    Video Elephant Summit Results in $5M in Pledges, Presidential Support

    Attended and supported by three African presidents, a three-day anti-poaching summit has concluded in Kenya, resulting in $5 million in pledges and a united message to the world that elephants are worth more alive than dead. The summit culminated at the Nairobi National Park with the largest ivory burn in history. VOA’s Jill Craig attended the summit and has this report about the outcomes.
    Video

    Video Displaced By War, Syrian Artist Finds Inspiration Abroad

    Saudi-born Syrian painter Mohammad Zaza is among the millions who fled their home for an uncertain future after Syria's civil war broke out. Since fleeing Syria, Zaza has lived in Lebanon, Egypt, Jordan and now Turkey where his latest exhibition, “Earth is Blue like an Orange,” opened in Istanbul. He spoke with VOA about how being displaced by the Syrian civil war has affected the country's artists.
    Video

    Video Ethiopia’s Drought Takes Toll on Children

    Ethiopia is dealing with its worst drought in decades, thanks to El Nino weather patterns. An estimated 10 million people urgently need food aid. Six million of them are children, whose development may be compromised without sufficient help, Marthe van der Wolf reports for VOA from the Metahara district.
    Video

    Video Little Havana - a Slice of Cuban Culture in Florida

    Hispanic culture permeates everything in Miami’s Little Havana area: elderly men playing dominoes as they discuss politics, cigar rollers deep at work, or Cuban exiles talking with presidential candidates at a Cuban coffee window. With the recent rapprochement between Cuba and United States, one can only expect stronger ties between South Florida and Cuba.
    Video

    Video California Republicans Weigh Presidential Choices Amid Protests

    Republican presidential candidates have been wooing local party leaders in California, a state that could be decisive in selecting the party's nominee for U.S. president. VOA's Mike O’Sullivan reports delegates to the California party convention have been evaluating choices, while front-runner Donald Trump drew hundreds of raucous protesters Friday.
    Video

    Video Kurdish Football Team Helps War-Torn City Cope

    With the conflict still raging across much of Turkey’s predominantly Kurdish southeast, between the rebel PKK and the Turkish state, many Kurds are trying to escape the turmoil by focusing on the success of their football team Amedspor in Diyarbakir.

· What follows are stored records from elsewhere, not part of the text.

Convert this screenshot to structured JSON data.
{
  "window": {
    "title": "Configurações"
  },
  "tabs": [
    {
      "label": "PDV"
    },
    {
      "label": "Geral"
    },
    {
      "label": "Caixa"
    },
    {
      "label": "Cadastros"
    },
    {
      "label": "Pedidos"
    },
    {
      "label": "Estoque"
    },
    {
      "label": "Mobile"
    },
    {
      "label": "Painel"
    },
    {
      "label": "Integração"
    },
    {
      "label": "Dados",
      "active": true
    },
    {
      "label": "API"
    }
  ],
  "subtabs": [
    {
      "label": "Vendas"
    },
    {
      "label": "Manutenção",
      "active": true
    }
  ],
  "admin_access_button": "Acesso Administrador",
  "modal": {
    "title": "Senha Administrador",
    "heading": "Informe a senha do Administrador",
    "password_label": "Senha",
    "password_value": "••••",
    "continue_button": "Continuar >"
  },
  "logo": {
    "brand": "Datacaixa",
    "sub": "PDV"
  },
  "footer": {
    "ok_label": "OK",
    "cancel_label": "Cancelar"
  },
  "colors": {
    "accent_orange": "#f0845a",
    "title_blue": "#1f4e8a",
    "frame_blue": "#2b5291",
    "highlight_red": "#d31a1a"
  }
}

The club is increasingly becoming a symbol for Kurds, not only in Diyarbakir but beyond. Dorian Jones reports from southeast Turkey.
    Video

    Video ‘The Lights of Africa’ - Through the Eyes of 54 Artists

    An exhibition bringing together the work of 54 African artists, one from each country, is touring the continent after debuting at COP21 in Paris. Called "Lumières d'Afrique," the show centers on access to electricity and, more figuratively, ideas that enlighten. Emilie Iob reports from Abidjan, the exhibition's first stop.
    Video

    Video Florida’s Weeki Wachee ‘Mermaids’ Make a Splash

    Since 1947, ‘mermaids’ have fascinated tourists at central Florida’s Weeki Wachee Springs State Park with their fluid movements and synchronized ballet. Performing underwater has its challenges, including cold temperatures and a steady current, as VOA’s Lin Yang and Joseph Mok report.
    Video

    Video Somali, African Union Forces Face Resurgent Al-Shabab

    The Islamic State terror group claimed its first attack in Somalia earlier this week, though the claim has not been verified by forces on the ground. Meanwhile, al-Shabab militants have stepped up their attacks as Somalia prepares for elections later this year. Henry Ridgwell reports there are growing frustrations among Somalia’s Western backers over the country’s slow progress in forming its own armed forces to establish security after 25 years of chaos.
    Video

    Video Nigerians Feel Bite of Buhari Economic Policy

    Despite the global drop in the price of oil, Nigerian President Muhammadu Buhari has refused to allow the country's currency to devalue, leading to a shortage of foreign exchange. Chris Stein reports from Lagos businessmen and consumers are feeling the impact as the country deals with a severe fuel shortage.

    Special Report

    Adrift The Invisible African Diaspora